That respect though is inevitable when one has been the most sought after ambassadors of the game, and more so, of its spirit. I vividly remember, on the eve of the first Test match against Pakistan in Multan, Dravid came to my room. He could sense that I must be pre-occupied with thoughts of Shoaib Akhtar and Company, who I was up against the next morning. His words still ring in my ear. He’d said, “It’s nothing that you haven’t faced before and trust me, you’ll do well’. Those words were enough to put any doubt I had to rest. He didn’t have to reassure me, but he did. That was his magnanimity.
A cricketer in a day and age when controversy creates more buzz than a player’s game, Dravid, against all odds, maintained an impeccable persona. He may have been severely criticized for declaring when Sachin was only six runs shy of his second consecutive double ton, yet, it was a decision driven purely by cricketing logic and not emotions. Later, it was the same Dravid who acknowledged his mistake.
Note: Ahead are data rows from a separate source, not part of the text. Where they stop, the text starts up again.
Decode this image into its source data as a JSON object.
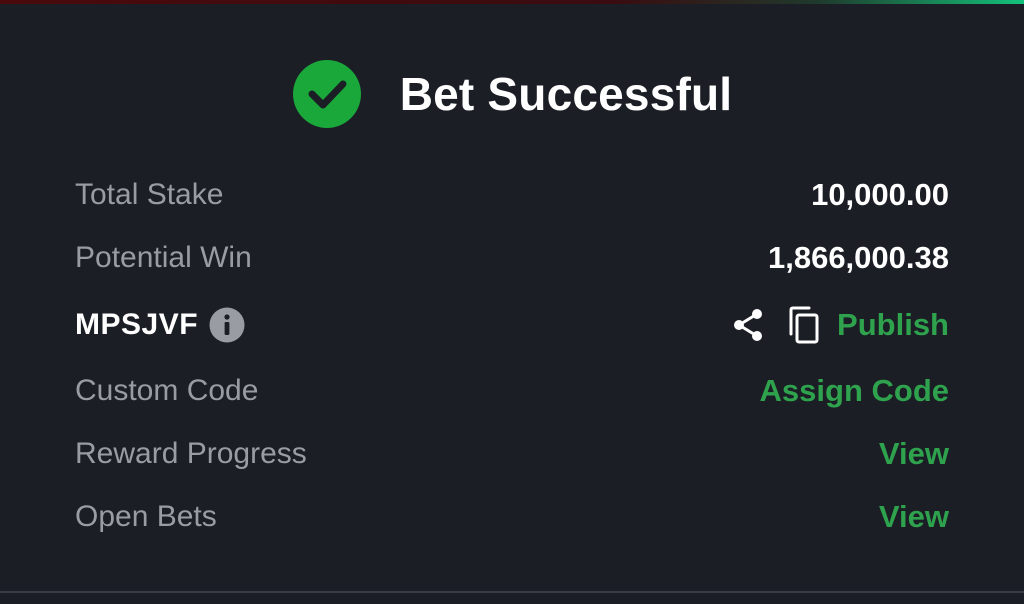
{
  "header": {
    "title": "Bet Successful",
    "icon": "check-circle-icon",
    "success_color": "#1aa83b"
  },
  "summary": {
    "total_stake_label": "Total Stake",
    "total_stake_value": "10,000.00",
    "potential_win_label": "Potential Win",
    "potential_win_value": "1,866,000.38",
    "booking_code": "MPSJVF",
    "publish_label": "Publish",
    "custom_code_label": "Custom Code",
    "assign_code_label": "Assign Code",
    "reward_progress_label": "Reward Progress",
    "reward_view_label": "View",
    "open_bets_label": "Open Bets",
    "open_bets_view_label": "View"
  },
  "icons": {
    "info": "info-icon",
    "share": "share-icon",
    "copy": "copy-icon"
  },
  "colors": {
    "background": "#1b1e25",
    "accent_green": "#2ea24c",
    "label_gray": "#9a9ca3",
    "text_white": "#ffffff"
  }
}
It was this discipline, professionalism and honesty that he brought with him into the side during his tenure as a captain. One may not count him amongst the most successful Indian captains, yet his records, his teammates would tell you otherwise.
Dravid, the player has and would continue to silently inspire a whole generation of cricketers, even those he has never met. Yet it was Dravid, the man, the teacher, who was more important than what he taught.
And why the third six was the best of the four. More »It wasn't bad bowling from Stokes, just really good hitting from Brathwaite